More than a decade ago, the NTEU advanced a similar perspective following the election of the Rudd-Gillard Labor government, which it claimed would deliver a new progressive era of higher education after 11 years of Liberal-National cutbacks. “The union looks forward to working with the new government to flesh out what the ‘Education Revolution’ means for universities,” the NTEU said at the time.

The result was disastrous. As the NTEU admitted in a 2021 budget submission: “Since the introduction of the Demand Driven System (DDS) by the Rudd/Gillard government, both sides of politics have tried to achieve substantial budgetary savings by targeting higher education.

“In 2013 (only one year after DDS was fully implemented) the ALP [Australian Labor Party] introduced an efficiency dividend on university teaching grants—reclaiming over $900m.”

That “efficiency dividend” was just part of the funding cuts under Rudd and Gillard, which totalled $3.8 billion by the time Labor lost office in a landslide in 2013, after its pro-business program generated hostility throughout the working class.

The Socialist Equality Party (SEP) consistently fought against the drive by NTEU bureaucrats to impose the “Demand Driven System” via enterprise bargaining agreements.

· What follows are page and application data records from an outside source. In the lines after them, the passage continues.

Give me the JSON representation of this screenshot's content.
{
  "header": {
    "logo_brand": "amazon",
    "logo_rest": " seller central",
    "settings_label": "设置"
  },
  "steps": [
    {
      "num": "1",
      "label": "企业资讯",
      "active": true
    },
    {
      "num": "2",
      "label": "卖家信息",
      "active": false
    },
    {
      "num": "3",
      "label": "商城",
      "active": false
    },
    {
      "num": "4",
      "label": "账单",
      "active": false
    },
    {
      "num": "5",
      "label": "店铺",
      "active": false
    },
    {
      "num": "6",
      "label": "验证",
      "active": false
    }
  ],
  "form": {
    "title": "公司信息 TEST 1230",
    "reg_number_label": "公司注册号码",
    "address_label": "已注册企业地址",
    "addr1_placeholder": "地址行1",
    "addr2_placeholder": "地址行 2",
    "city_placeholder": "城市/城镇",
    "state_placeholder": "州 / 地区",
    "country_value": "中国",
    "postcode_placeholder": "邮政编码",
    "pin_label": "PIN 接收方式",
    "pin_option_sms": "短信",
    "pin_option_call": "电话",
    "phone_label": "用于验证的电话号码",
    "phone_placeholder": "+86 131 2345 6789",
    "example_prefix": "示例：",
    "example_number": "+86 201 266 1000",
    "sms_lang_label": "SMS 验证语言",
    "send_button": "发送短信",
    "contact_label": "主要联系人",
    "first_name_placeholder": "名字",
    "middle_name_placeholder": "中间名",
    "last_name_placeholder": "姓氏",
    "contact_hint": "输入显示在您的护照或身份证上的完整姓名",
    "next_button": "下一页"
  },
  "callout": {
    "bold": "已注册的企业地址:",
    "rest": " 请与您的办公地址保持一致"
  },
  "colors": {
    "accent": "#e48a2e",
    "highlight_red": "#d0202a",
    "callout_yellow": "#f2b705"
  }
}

Today, conditions are far worse. During the first two years of the pandemic, up to 90,000 jobs were eliminated, including those of casuals. Class sizes have blown out and hundreds of courses have been scrapped.

This was only possible because the opposition of university workers and students was systematically suppressed by the NTEU and other trade unions, as well as the student unions, mostly aligned with the Labor Party. When COVID-19 hit in 2020, the NTEU rushed into backroom talks with the university managements, offering wage cuts of up to 15 percent and up to 18,000 job cuts.

After this unprecedented deal provoked a revolt among university workers, the employers pulled out of it. Nevertheless, the NTEU pushed through similar schemes to impose sacrifices on staff at individual universities.

The union opposed the fight by the SEP and the Committee for Public Education (CFPE) for a unified struggle against the government. At the same time, the NTEU assisted universities in forcing staff and students to prematurely return to face-to-face classes, helping create the conditions for COVID-19 to infect two-thirds of the population.

University workers, together with students, need to review these bitter political experiences. It is impossible to defend public education without breaking out of the straitjacket of the NTEU—a parasitic apparatus, staffed by privileged bureaucrats who work with Labor and the Greens to implement the demands of big business.

What is necessary is the formation of rank-and-file committees of staff and students, totally independent of the trade unions, and a turn to school and TAFE teachers and other workers in Australia and internationally who are facing similar attacks.

Such a struggle requires a socialist perspective that rejects the dictates of the financial markets and fights for the complete reorganisation of society in the interests of humanity, not the soaring profits and wealth accumulation of the billionaires.

That includes providing tens of billions of dollars to establish free, high-quality education, from kindergarten to university, and the right of all education workers to secure employment with decent pay and conditions.

This is the program advanced by the Committee for Public Education (CFPE), and rank-and-file network established by the SEP, as part of the worldwide fight to build the International Workers Alliance of Rank-and-File Committees. We urge all those who want to take forward this struggle to join the CFPE’s joint onlinepublicmeeting with the Health Workers Rank-and-File Committee on November 20.

Titled, “Unite educators and health workers: Oppose the ending of COVID protection measures! Lives before profit!” the meeting will outline a political perspective, including the building of rank-and-file committees, to unify health workers, educators and other sections of workers in the fight for safety, decent wages and conditions, and the elimination of COVID-19. Register now: https://bit.ly/3CRCuOh